  18. [Standardization of the terms for Chinese herbal functions based on functional targeting].

    Science.gov (United States)

    Xiao, Bin; Tao, Ou; Gu, Hao; Wang, Yun; Qiao, Yan-Jiang

    2011-03-01

    Functional analysis concisely summarizes and concentrates on the therapeutic characteristics and features of Chinese herbal medicine. Standardization of the terms for Chinese herbal functions not only plays a key role in modern research and development of Chinese herbal medicine, but also has far-reaching clinical applications. In this paper, a new method for standardizing the terms for Chinese herbal function was proposed. Firstly, functional targets were collected. Secondly, the pathological conditions and the mode of action of every functional target were determined by analyzing the references. Thirdly, the relationships between the pathological condition and the mode of action were determined based on Chinese medicine theory and data. This three-step approach allows for standardization of the terms for Chinese herbal functions. Promoting the standardization of Chinese medicine terms will benefit the overall clinical application of Chinese herbal medicine.

  19. Herbal medicine use in adults who experience anxiety: A qualitative exploration.

    Science.gov (United States)

    McIntyre, Erica; Saliba, Anthony J; Moran, Carmen C

    2015-01-01

    Herbal medicine use is widespread and has been reported to be as high as 21% in people with anxiety disorders. Critical thematic analysis was used to explore beliefs and attitudes towards herbal medicines in adults experiencing anxiety. In-depth interviews were conducted with eight adults who experienced anxiety and used herbal medicines. Three major themes were found: Herbal medicines being different from pharmaceuticals, evidence and effectiveness, and barriers to herbal medicine use. Within these themes people held beliefs about the safety of natural treatments, valued anecdotes from friends and family as a form of evidence for self-prescribing, and described confusion about herbal medicines and their cost as barriers to using them as a treatment option. The findings will inform future research and provide guidance for health practitioners.

  20. Herbal Medicines: challenges in the modern world. Part 5. status and current directions of complementary and alternative herbal medicine worldwide.

    Science.gov (United States)

    Enioutina, Elena Yu; Salis, Emma R; Job, Kathleen M; Gubarev, Michael I; Krepkova, Lubov V; Sherwin, Catherine M T

    2017-03-01

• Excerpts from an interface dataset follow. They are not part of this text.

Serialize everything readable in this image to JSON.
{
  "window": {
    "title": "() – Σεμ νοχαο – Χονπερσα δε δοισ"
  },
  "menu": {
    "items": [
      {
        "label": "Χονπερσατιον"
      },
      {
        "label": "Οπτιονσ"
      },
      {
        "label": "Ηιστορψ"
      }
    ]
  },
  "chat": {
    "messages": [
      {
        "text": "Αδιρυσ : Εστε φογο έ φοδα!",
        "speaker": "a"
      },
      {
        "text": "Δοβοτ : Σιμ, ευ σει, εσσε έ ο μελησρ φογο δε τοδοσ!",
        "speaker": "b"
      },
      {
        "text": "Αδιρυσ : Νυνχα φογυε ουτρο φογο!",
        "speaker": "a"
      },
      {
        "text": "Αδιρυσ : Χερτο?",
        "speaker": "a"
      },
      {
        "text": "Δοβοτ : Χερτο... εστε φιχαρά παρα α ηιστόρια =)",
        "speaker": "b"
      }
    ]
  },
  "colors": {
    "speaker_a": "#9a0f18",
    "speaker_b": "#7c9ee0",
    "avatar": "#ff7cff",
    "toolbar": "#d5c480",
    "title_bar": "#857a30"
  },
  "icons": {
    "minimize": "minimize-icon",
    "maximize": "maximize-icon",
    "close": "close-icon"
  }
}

    Herbal medicine (HM) use is growing worldwide. Single herb preparations, ethnic and modern HM formulations are widely used as adjunct therapies or to improve consumer wellbeing. Areas covered: This final part in the publication series summarizes common tendencies in HM use as adjunct or alternative medicine, education of healthcare professionals and consumers, current and proposed guidelines regulating of production. We discuss potential HM-HM and HM-drug interactions that could lead to severe adverse events in situations where HMs are taken without proper medical professional oversight. Expert commentary: A number of serious problems have arisen with the steady global increase in HM use. HM interaction with conventional drugs (CD) may result in inadequate dosing of CD or adverse reactions; HM-HM interaction within herbal supplements could lead to toxicity of formulations. Inadequate education of clinicians and patients regarding medicinal properties of HMs must be addressed regionally and globally to ensure consumer safety.